As the school year nears its end, Leesville seniors seem ready to throw out their parents’ rules and begin an early transition to collegiate independence. Broken glass litters the hallways, anti-establishment graffiti lines the walls, and an organized demolition derby took place in the student parking lot Saturday night.
However, I urge my peers to give their parents a break. They are only doing their jobs.
And, believe it or not, they know what’s best for you.
THEY’RE KEEPING YOU SAFE
Tom Jones, a Clemson commit graduating from Leesville, used to be adamantly opposed to the Life360 app, calling it “immoral”, and arguing that his parents weren’t subjected to the same monitoring when they were in high school, so he shouldn’t have to be either.
“Parents these days are so overly concerned about their children’s safety that they strip their kids’ lives of any privacy,” said Jones. “I’m 18. I can take care of myself.”
Jones’ naive declaration was proven wrong on the night of March 29, when he swerved into a ditch to avoid a deer and totaled his car.
Thankfully, Mrs. Jones knew about the accident right away due to Life360’s “ImminentDanger™” feature, which allowed her to swiftly reach the scene and inform Jones not only about the dangers of unsafe driving, but of all his shortcomings in life.
“And don’t even get me started on your lack of commitment around the house! You and your father…leaving me to do all the work!” she cried as Jones was lifted onto a stretcher.
“Life360 saved my life,” Jones later said in a local ad promoting safe driving. He was paid handsomely to share his humbling experience.
THEY’RE TEACHING YOU RESPONSIBILITY
“It’s amazing to me how my child is about to leave for college but cannot follow even the simplest of instructions,” said Ann Ledger, mother of two, as she helped herself to some fresh-baked chocolate chip cookies.
Ledger had asked her daughter to pick up some sugar-free, vegan chocolate chips at the local grocery store in order to satisfy her serious dietary restriction. Her child was unable to follow through.
Ledger’s daughter, Martha, was convinced the specific chocolate chips her mother wanted did not exist. “I got her normal chocolate chips, and she told me that I was a burden,” Martha said.
YOUR GENERATION IS CONFUSING
Your parents are trying their best to keep up with the times in an era full of technology and changing norms.

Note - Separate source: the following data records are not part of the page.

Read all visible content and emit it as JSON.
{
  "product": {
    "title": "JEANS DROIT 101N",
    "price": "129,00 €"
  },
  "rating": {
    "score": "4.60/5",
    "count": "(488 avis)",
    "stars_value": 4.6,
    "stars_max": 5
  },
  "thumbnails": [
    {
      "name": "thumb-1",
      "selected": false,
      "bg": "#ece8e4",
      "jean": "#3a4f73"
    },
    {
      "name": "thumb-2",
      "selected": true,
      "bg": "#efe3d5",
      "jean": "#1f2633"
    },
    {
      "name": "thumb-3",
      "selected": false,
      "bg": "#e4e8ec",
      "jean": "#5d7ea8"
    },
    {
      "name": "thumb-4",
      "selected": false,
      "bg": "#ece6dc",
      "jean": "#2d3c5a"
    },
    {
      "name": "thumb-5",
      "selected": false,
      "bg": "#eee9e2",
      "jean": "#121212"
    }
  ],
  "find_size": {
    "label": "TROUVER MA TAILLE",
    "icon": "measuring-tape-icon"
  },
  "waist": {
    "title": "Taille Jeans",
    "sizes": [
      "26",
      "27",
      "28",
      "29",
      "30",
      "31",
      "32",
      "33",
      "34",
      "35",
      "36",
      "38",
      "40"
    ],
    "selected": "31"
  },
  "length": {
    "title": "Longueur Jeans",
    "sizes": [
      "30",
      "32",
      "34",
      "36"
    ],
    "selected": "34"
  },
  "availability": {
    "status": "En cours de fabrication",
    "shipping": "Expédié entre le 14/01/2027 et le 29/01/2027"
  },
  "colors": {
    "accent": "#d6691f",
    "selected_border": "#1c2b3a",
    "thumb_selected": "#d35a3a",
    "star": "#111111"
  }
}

It’s not their fault you have so many friends. “There’s Jake from soccer, Jake that works at Publix, Jake that helped me work on my truck for three full days,” said Mike Arnold, father of Peter Arnold. “I just can’t keep them all straight.”
When shown a picture of his son’s friend Jake Reedy, Arnold showed no signs of recognition.
However, Reedy had only good things to say about Arnold. “Yeah, I helped him out with his truck,” Reedy said. “We talked about soccer and my job at the grocery store.”
While names are confusing, it is nothing compared to the advancement of technology. Susan Anderson, the mother of two teenage boys, acknowledges that it is hard to learn the workings of newer technology, and despises all technology with a burning passion (but definitely not because she cannot figure it out).
“They are stealing our information and recording us. I don’t think it’s smart for our lives to depend on this stuff,” said Anderson.
She recently covered the cameras of all devices in her home and established a “tech-free” room, where her goal is to have conversations with her family without the fear of being overheard.
Our interview with Anderson was abruptly interrupted when she received a Life360 notification that her son was on his way home from practice. “If you’ll excuse me, I need to let my son know to go to the store,” said Anderson, using the voice-to-text feature on her iPhone to send a text message to her son. The microphone was able to pick up the correct phrasing on the third try.
It is important for our generation to channel empathy as we navigate our lives alongside our parents.
It’s not like they have been here that much longer than us, and therefore should be more equipped to help us navigate our lives than we are. Right?
Hi! My name is Stella Davis and I am a staff writer for The Mycenaean. I play on the varsity softball team at Leesville, and I coach middle school basketball.